Former Louisiana Gov. Buddy Roemer, a onetime Republican candidate for president now seeking the nomination of both the Reform Party and Americans Elect, said he could be a problem in November for Barack Obama and the eventual GOP nominee.

"I'll tell you what my opponents don't want to have happen," Roemer tells NPR's Melissa Block. "They don't want this cotton-farming Harvard graduate to stand on the stage with them and ask them where they got their money and who do they owe their office to."

Americans Elect is a new online platform aiming to put a candidate on the ballot in all 50 states. Roemer said Tuesday that if he is on those ballots and garners enough national support to be included in the presidential debates, he could make a difference in November.

Roemer's little-noticed Republican bid for the presidency ended last month, when he left the race to seek the Reform Party and Americans Elect nominations.

During his Republican bid, he declared he would not take political action committee or superPAC money and would take no personal campaign contribution greater than $100. And changing campaign finance laws remains his top issue.

"Here's what I'm for: tax reform, budget reform, health care reform, bank reform, immigration reform, trade reform, energy reform," Roemer tells NPR. "But none of them will happen until you do campaign reform."

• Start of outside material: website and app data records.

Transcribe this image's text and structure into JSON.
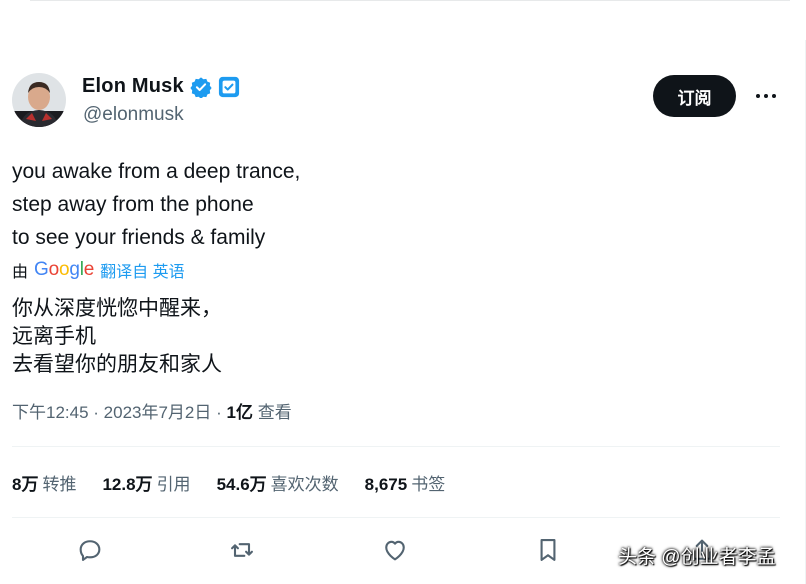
{
  "author": {
    "display_name": "Elon Musk",
    "handle": "@elonmusk",
    "verified_badge": "verified-check-icon",
    "affiliate_badge": "x-square-badge-icon"
  },
  "header": {
    "subscribe_label": "订阅",
    "more_icon": "more-horizontal-icon"
  },
  "tweet": {
    "lines": [
      "you awake from a deep trance,",
      "step away from the phone",
      "to see your friends & family"
    ],
    "translation": {
      "by_label": "由",
      "google_letters": [
        "G",
        "o",
        "o",
        "g",
        "l",
        "e"
      ],
      "link_label": "翻译自 英语",
      "lines": [
        "你从深度恍惚中醒来，",
        "远离手机",
        "去看望你的朋友和家人"
      ]
    },
    "meta": {
      "time": "下午12:45",
      "separator": " · ",
      "date": "2023年7月2日",
      "views_count": "1亿",
      "views_label": "查看"
    }
  },
  "stats": [
    {
      "count": "8万",
      "label": "转推"
    },
    {
      "count": "12.8万",
      "label": "引用"
    },
    {
      "count": "54.6万",
      "label": "喜欢次数"
    },
    {
      "count": "8,675",
      "label": "书签"
    }
  ],
  "actions": [
    "reply-icon",
    "retweet-icon",
    "like-icon",
    "bookmark-icon",
    "share-icon"
  ],
  "watermark": "头条 @创业者李孟",
  "colors": {
    "accent": "#1d9bf0",
    "text_primary": "#0f1419",
    "text_secondary": "#536471",
    "button_bg": "#0f1419"
  }
}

On Tuesday, Roemer attended a Reuters forum on money and politics with Sen. John McCain, R-Ariz., the 2008 Republican presidential nominee, who predicted that the Supreme Court rulings that allowed today's superPACs will inevitably lead to "huge scandals," Reuters reports.

"What the Supreme Court did is a combination of arrogance, naivete and stupidity the likes of which I have never seen," said McCain, one of the authors of a now partially overturned law that restricted political spending by corporations and other outside groups."I promise you, there will be huge scandals," McCain said, "because there's too much money washing around, too much of it we don't know who's behind it and too much corruption associated with that kind of money. There will be major scandals."Copyright 2016 NPR. To see more, visit